(Records from a dataset)
####
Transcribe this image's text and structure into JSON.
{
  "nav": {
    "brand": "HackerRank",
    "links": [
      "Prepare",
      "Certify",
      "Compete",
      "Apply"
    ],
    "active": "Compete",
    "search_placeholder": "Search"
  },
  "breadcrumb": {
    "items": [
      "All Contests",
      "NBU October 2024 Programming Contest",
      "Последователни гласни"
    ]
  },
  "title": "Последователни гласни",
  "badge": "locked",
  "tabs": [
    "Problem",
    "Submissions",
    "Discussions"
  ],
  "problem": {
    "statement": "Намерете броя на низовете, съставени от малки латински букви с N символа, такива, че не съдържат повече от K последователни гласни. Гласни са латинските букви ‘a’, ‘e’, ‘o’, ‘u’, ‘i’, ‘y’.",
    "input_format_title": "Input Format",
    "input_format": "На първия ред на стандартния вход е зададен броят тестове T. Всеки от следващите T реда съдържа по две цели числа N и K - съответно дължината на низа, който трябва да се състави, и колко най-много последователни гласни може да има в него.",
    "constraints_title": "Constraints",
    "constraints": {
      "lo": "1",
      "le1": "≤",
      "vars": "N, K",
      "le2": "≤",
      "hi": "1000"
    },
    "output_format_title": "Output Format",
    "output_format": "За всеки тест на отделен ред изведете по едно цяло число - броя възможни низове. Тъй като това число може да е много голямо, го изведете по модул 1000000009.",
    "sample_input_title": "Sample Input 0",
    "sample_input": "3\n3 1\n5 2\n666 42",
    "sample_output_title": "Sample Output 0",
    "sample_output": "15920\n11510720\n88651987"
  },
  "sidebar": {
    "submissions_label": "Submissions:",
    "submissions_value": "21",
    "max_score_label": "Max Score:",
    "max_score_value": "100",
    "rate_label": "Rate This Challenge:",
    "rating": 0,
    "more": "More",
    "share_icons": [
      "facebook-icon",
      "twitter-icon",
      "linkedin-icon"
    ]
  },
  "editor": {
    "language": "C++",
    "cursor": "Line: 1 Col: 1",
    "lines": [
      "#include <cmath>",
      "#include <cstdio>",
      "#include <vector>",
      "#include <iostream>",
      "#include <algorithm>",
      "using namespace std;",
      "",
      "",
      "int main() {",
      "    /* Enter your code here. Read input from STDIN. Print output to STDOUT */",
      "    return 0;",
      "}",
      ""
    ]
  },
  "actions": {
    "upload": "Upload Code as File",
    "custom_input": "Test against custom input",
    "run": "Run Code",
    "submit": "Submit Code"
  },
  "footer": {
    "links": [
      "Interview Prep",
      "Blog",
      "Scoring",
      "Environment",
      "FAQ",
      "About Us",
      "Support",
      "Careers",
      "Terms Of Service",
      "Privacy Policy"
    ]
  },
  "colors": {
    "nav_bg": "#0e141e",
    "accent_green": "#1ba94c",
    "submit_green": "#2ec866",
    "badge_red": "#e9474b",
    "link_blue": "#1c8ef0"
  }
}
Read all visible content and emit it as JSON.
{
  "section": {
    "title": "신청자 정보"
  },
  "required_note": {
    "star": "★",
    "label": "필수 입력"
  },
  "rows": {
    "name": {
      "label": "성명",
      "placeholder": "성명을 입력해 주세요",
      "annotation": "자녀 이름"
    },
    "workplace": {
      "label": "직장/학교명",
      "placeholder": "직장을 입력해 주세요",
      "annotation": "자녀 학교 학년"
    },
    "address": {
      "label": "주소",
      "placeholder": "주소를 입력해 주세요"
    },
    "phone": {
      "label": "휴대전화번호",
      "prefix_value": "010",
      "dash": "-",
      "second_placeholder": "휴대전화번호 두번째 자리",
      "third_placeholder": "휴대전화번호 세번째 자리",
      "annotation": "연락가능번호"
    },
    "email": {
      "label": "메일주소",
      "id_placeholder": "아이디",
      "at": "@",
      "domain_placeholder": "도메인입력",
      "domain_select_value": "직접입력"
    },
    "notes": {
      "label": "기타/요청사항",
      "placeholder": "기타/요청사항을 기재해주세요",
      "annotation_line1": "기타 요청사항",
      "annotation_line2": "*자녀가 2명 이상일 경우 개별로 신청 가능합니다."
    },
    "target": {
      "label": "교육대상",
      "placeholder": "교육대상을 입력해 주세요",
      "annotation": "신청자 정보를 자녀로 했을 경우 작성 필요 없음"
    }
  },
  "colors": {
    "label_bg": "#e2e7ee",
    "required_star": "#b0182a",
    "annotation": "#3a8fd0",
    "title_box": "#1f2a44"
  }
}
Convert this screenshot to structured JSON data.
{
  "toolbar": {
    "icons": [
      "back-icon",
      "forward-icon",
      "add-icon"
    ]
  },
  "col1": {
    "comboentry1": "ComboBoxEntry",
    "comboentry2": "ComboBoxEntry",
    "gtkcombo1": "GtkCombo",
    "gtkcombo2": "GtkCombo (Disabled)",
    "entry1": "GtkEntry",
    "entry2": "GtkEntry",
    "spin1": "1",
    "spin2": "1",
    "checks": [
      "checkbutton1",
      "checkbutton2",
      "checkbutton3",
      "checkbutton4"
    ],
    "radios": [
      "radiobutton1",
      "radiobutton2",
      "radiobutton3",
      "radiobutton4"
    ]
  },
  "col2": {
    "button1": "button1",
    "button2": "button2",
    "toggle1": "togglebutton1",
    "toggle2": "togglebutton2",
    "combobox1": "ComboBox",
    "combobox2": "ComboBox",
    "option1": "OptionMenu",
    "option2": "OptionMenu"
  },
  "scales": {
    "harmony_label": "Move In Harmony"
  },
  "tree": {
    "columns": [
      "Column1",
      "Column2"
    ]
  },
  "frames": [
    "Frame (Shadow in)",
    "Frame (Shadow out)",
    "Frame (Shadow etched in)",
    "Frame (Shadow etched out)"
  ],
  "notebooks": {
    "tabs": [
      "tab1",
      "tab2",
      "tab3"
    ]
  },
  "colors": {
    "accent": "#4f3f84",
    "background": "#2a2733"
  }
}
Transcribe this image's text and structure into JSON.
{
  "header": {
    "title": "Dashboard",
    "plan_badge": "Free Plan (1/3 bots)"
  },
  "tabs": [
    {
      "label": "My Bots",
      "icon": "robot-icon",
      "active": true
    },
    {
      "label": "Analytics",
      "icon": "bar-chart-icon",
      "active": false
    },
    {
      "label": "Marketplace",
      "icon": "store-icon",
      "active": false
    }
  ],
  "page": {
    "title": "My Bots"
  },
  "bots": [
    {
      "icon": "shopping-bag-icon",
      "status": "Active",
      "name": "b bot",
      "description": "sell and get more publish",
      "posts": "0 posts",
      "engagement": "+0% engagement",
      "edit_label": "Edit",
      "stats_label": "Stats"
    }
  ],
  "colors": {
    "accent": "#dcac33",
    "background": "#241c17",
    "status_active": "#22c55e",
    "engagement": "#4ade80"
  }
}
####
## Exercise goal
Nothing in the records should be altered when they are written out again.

## Response to this task
Transcribe this image's text and structure into JSON.
{
  "nav": {
    "brand": "HackerRank",
    "links": [
      "Prepare",
      "Certify",
      "Compete",
      "Apply"
    ],
    "active": "Compete",
    "search_placeholder": "Search"
  },
  "breadcrumb": {
    "items": [
      "All Contests",
      "NBU October 2024 Programming Contest",
      "Последователни гласни"
    ]
  },
  "title": "Последователни гласни",
  "badge": "locked",
  "tabs": [
    "Problem",
    "Submissions",
    "Discussions"
  ],
  "problem": {
    "statement": "Намерете броя на низовете, съставени от малки латински букви с N символа, такива, че не съдържат повече от K последователни гласни. Гласни са латинските букви ‘a’, ‘e’, ‘o’, ‘u’, ‘i’, ‘y’.",
    "input_format_title": "Input Format",
    "input_format": "На първия ред на стандартния вход е зададен броят тестове T. Всеки от следващите T реда съдържа по две цели числа N и K - съответно дължината на низа, който трябва да се състави, и колко най-много последователни гласни може да има в него.",
    "constraints_title": "Constraints",
    "constraints": {
      "lo": "1",
      "le1": "≤",
      "vars": "N, K",
      "le2": "≤",
      "hi": "1000"
    },
    "output_format_title": "Output Format",
    "output_format": "За всеки тест на отделен ред изведете по едно цяло число - броя възможни низове. Тъй като това число може да е много голямо, го изведете по модул 1000000009.",
    "sample_input_title": "Sample Input 0",
    "sample_input": "3\n3 1\n5 2\n666 42",
    "sample_output_title": "Sample Output 0",
    "sample_output": "15920\n11510720\n88651987"
  },
  "sidebar": {
    "submissions_label": "Submissions:",
    "submissions_value": "21",
    "max_score_label": "Max Score:",
    "max_score_value": "100",
    "rate_label": "Rate This Challenge:",
    "rating": 0,
    "more": "More",
    "share_icons": [
      "facebook-icon",
      "twitter-icon",
      "linkedin-icon"
    ]
  },
  "editor": {
    "language": "C++",
    "cursor": "Line: 1 Col: 1",
    "lines": [
      "#include <cmath>",
      "#include <cstdio>",
      "#include <vector>",
      "#include <iostream>",
      "#include <algorithm>",
      "using namespace std;",
      "",
      "",
      "int main() {",
      "    /* Enter your code here. Read input from STDIN. Print output to STDOUT */",
      "    return 0;",
      "}",
      ""
    ]
  },
  "actions": {
    "upload": "Upload Code as File",
    "custom_input": "Test against custom input",
    "run": "Run Code",
    "submit": "Submit Code"
  },
  "footer": {
    "links": [
      "Interview Prep",
      "Blog",
      "Scoring",
      "Environment",
      "FAQ",
      "About Us",
      "Support",
      "Careers",
      "Terms Of Service",
      "Privacy Policy"
    ]
  },
  "colors": {
    "nav_bg": "#0e141e",
    "accent_green": "#1ba94c",
    "submit_green": "#2ec866",
    "badge_red": "#e9474b",
    "link_blue": "#1c8ef0"
  }
}
Read all visible content and emit it as JSON.
{
  "section": {
    "title": "신청자 정보"
  },
  "required_note": {
    "star": "★",
    "label": "필수 입력"
  },
  "rows": {
    "name": {
      "label": "성명",
      "placeholder": "성명을 입력해 주세요",
      "annotation": "자녀 이름"
    },
    "workplace": {
      "label": "직장/학교명",
      "placeholder": "직장을 입력해 주세요",
      "annotation": "자녀 학교 학년"
    },
    "address": {
      "label": "주소",
      "placeholder": "주소를 입력해 주세요"
    },
    "phone": {
      "label": "휴대전화번호",
      "prefix_value": "010",
      "dash": "-",
      "second_placeholder": "휴대전화번호 두번째 자리",
      "third_placeholder": "휴대전화번호 세번째 자리",
      "annotation": "연락가능번호"
    },
    "email": {
      "label": "메일주소",
      "id_placeholder": "아이디",
      "at": "@",
      "domain_placeholder": "도메인입력",
      "domain_select_value": "직접입력"
    },
    "notes": {
      "label": "기타/요청사항",
      "placeholder": "기타/요청사항을 기재해주세요",
      "annotation_line1": "기타 요청사항",
      "annotation_line2": "*자녀가 2명 이상일 경우 개별로 신청 가능합니다."
    },
    "target": {
      "label": "교육대상",
      "placeholder": "교육대상을 입력해 주세요",
      "annotation": "신청자 정보를 자녀로 했을 경우 작성 필요 없음"
    }
  },
  "colors": {
    "label_bg": "#e2e7ee",
    "required_star": "#b0182a",
    "annotation": "#3a8fd0",
    "title_box": "#1f2a44"
  }
}
Convert this screenshot to structured JSON data.
{
  "toolbar": {
    "icons": [
      "back-icon",
      "forward-icon",
      "add-icon"
    ]
  },
  "col1": {
    "comboentry1": "ComboBoxEntry",
    "comboentry2": "ComboBoxEntry",
    "gtkcombo1": "GtkCombo",
    "gtkcombo2": "GtkCombo (Disabled)",
    "entry1": "GtkEntry",
    "entry2": "GtkEntry",
    "spin1": "1",
    "spin2": "1",
    "checks": [
      "checkbutton1",
      "checkbutton2",
      "checkbutton3",
      "checkbutton4"
    ],
    "radios": [
      "radiobutton1",
      "radiobutton2",
      "radiobutton3",
      "radiobutton4"
    ]
  },
  "col2": {
    "button1": "button1",
    "button2": "button2",
    "toggle1": "togglebutton1",
    "toggle2": "togglebutton2",
    "combobox1": "ComboBox",
    "combobox2": "ComboBox",
    "option1": "OptionMenu",
    "option2": "OptionMenu"
  },
  "scales": {
    "harmony_label": "Move In Harmony"
  },
  "tree": {
    "columns": [
      "Column1",
      "Column2"
    ]
  },
  "frames": [
    "Frame (Shadow in)",
    "Frame (Shadow out)",
    "Frame (Shadow etched in)",
    "Frame (Shadow etched out)"
  ],
  "notebooks": {
    "tabs": [
      "tab1",
      "tab2",
      "tab3"
    ]
  },
  "colors": {
    "accent": "#4f3f84",
    "background": "#2a2733"
  }
}
Transcribe this image's text and structure into JSON.
{
  "header": {
    "title": "Dashboard",
    "plan_badge": "Free Plan (1/3 bots)"
  },
  "tabs": [
    {
      "label": "My Bots",
      "icon": "robot-icon",
      "active": true
    },
    {
      "label": "Analytics",
      "icon": "bar-chart-icon",
      "active": false
    },
    {
      "label": "Marketplace",
      "icon": "store-icon",
      "active": false
    }
  ],
  "page": {
    "title": "My Bots"
  },
  "bots": [
    {
      "icon": "shopping-bag-icon",
      "status": "Active",
      "name": "b bot",
      "description": "sell and get more publish",
      "posts": "0 posts",
      "engagement": "+0% engagement",
      "edit_label": "Edit",
      "stats_label": "Stats"
    }
  ],
  "colors": {
    "accent": "#dcac33",
    "background": "#241c17",
    "status_active": "#22c55e",
    "engagement": "#4ade80"
  }
}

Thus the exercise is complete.